DATA FOR THIS EXERCISE
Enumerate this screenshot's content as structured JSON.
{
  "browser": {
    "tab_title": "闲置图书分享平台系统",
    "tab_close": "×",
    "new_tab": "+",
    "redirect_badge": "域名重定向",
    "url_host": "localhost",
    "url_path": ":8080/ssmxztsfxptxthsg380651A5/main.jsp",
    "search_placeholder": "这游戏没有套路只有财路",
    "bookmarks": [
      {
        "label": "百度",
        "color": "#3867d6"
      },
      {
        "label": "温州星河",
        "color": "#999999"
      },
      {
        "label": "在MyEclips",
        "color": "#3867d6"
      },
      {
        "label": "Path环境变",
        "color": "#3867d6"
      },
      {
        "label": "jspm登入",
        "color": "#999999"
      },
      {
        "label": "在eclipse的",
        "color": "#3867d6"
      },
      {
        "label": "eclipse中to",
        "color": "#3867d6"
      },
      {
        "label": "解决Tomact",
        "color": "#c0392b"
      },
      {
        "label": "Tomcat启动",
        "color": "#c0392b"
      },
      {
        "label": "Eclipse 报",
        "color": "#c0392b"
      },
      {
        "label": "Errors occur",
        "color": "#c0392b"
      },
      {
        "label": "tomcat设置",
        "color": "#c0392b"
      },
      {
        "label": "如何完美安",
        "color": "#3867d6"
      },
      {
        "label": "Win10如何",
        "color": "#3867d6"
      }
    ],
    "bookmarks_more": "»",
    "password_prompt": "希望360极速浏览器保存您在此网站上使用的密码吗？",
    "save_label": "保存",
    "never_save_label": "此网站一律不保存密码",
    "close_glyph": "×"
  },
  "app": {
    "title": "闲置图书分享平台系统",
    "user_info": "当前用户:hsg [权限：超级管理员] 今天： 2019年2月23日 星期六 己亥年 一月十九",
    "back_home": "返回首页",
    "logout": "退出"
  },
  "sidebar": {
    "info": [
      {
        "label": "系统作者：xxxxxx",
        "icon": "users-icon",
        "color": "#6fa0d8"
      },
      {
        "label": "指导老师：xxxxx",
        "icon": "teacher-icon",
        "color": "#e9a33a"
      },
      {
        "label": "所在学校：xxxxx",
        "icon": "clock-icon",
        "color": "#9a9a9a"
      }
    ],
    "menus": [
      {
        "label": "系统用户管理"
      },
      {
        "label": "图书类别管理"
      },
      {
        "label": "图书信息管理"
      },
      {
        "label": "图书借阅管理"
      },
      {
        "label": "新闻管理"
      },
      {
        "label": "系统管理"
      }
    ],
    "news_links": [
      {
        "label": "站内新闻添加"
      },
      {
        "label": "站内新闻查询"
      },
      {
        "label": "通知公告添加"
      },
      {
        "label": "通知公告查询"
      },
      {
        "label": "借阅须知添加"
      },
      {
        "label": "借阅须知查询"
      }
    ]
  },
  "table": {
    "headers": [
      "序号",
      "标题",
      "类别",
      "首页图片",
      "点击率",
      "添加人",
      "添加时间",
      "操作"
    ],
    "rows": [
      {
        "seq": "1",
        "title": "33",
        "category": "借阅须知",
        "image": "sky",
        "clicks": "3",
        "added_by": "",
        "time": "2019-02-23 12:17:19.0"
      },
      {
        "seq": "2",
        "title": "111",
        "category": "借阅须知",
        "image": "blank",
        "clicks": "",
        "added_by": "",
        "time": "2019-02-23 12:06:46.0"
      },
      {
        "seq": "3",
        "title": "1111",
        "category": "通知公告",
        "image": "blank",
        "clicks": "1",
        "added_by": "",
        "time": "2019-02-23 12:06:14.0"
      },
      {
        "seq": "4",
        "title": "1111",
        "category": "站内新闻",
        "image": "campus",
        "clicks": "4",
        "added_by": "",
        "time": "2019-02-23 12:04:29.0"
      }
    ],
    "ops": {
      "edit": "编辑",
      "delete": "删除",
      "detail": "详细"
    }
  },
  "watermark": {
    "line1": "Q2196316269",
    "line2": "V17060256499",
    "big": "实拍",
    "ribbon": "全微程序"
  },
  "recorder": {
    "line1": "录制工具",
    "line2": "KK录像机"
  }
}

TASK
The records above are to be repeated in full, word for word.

ANSWER AREA
Enumerate this screenshot's content as structured JSON.
{
  "browser": {
    "tab_title": "闲置图书分享平台系统",
    "tab_close": "×",
    "new_tab": "+",
    "redirect_badge": "域名重定向",
    "url_host": "localhost",
    "url_path": ":8080/ssmxztsfxptxthsg380651A5/main.jsp",
    "search_placeholder": "这游戏没有套路只有财路",
    "bookmarks": [
      {
        "label": "百度",
        "color": "#3867d6"
      },
      {
        "label": "温州星河",
        "color": "#999999"
      },
      {
        "label": "在MyEclips",
        "color": "#3867d6"
      },
      {
        "label": "Path环境变",
        "color": "#3867d6"
      },
      {
        "label": "jspm登入",
        "color": "#999999"
      },
      {
        "label": "在eclipse的",
        "color": "#3867d6"
      },
      {
        "label": "eclipse中to",
        "color": "#3867d6"
      },
      {
        "label": "解决Tomact",
        "color": "#c0392b"
      },
      {
        "label": "Tomcat启动",
        "color": "#c0392b"
      },
      {
        "label": "Eclipse 报",
        "color": "#c0392b"
      },
      {
        "label": "Errors occur",
        "color": "#c0392b"
      },
      {
        "label": "tomcat设置",
        "color": "#c0392b"
      },
      {
        "label": "如何完美安",
        "color": "#3867d6"
      },
      {
        "label": "Win10如何",
        "color": "#3867d6"
      }
    ],
    "bookmarks_more": "»",
    "password_prompt": "希望360极速浏览器保存您在此网站上使用的密码吗？",
    "save_label": "保存",
    "never_save_label": "此网站一律不保存密码",
    "close_glyph": "×"
  },
  "app": {
    "title": "闲置图书分享平台系统",
    "user_info": "当前用户:hsg [权限：超级管理员] 今天： 2019年2月23日 星期六 己亥年 一月十九",
    "back_home": "返回首页",
    "logout": "退出"
  },
  "sidebar": {
    "info": [
      {
        "label": "系统作者：xxxxxx",
        "icon": "users-icon",
        "color": "#6fa0d8"
      },
      {
        "label": "指导老师：xxxxx",
        "icon": "teacher-icon",
        "color": "#e9a33a"
      },
      {
        "label": "所在学校：xxxxx",
        "icon": "clock-icon",
        "color": "#9a9a9a"
      }
    ],
    "menus": [
      {
        "label": "系统用户管理"
      },
      {
        "label": "图书类别管理"
      },
      {
        "label": "图书信息管理"
      },
      {
        "label": "图书借阅管理"
      },
      {
        "label": "新闻管理"
      },
      {
        "label": "系统管理"
      }
    ],
    "news_links": [
      {
        "label": "站内新闻添加"
      },
      {
        "label": "站内新闻查询"
      },
      {
        "label": "通知公告添加"
      },
      {
        "label": "通知公告查询"
      },
      {
        "label": "借阅须知添加"
      },
      {
        "label": "借阅须知查询"
      }
    ]
  },
  "table": {
    "headers": [
      "序号",
      "标题",
      "类别",
      "首页图片",
      "点击率",
      "添加人",
      "添加时间",
      "操作"
    ],
    "rows": [
      {
        "seq": "1",
        "title": "33",
        "category": "借阅须知",
        "image": "sky",
        "clicks": "3",
        "added_by": "",
        "time": "2019-02-23 12:17:19.0"
      },
      {
        "seq": "2",
        "title": "111",
        "category": "借阅须知",
        "image": "blank",
        "clicks": "",
        "added_by": "",
        "time": "2019-02-23 12:06:46.0"
      },
      {
        "seq": "3",
        "title": "1111",
        "category": "通知公告",
        "image": "blank",
        "clicks": "1",
        "added_by": "",
        "time": "2019-02-23 12:06:14.0"
      },
      {
        "seq": "4",
        "title": "1111",
        "category": "站内新闻",
        "image": "campus",
        "clicks": "4",
        "added_by": "",
        "time": "2019-02-23 12:04:29.0"
      }
    ],
    "ops": {
      "edit": "编辑",
      "delete": "删除",
      "detail": "详细"
    }
  },
  "watermark": {
    "line1": "Q2196316269",
    "line2": "V17060256499",
    "big": "实拍",
    "ribbon": "全微程序"
  },
  "recorder": {
    "line1": "录制工具",
    "line2": "KK录像机"
  }
}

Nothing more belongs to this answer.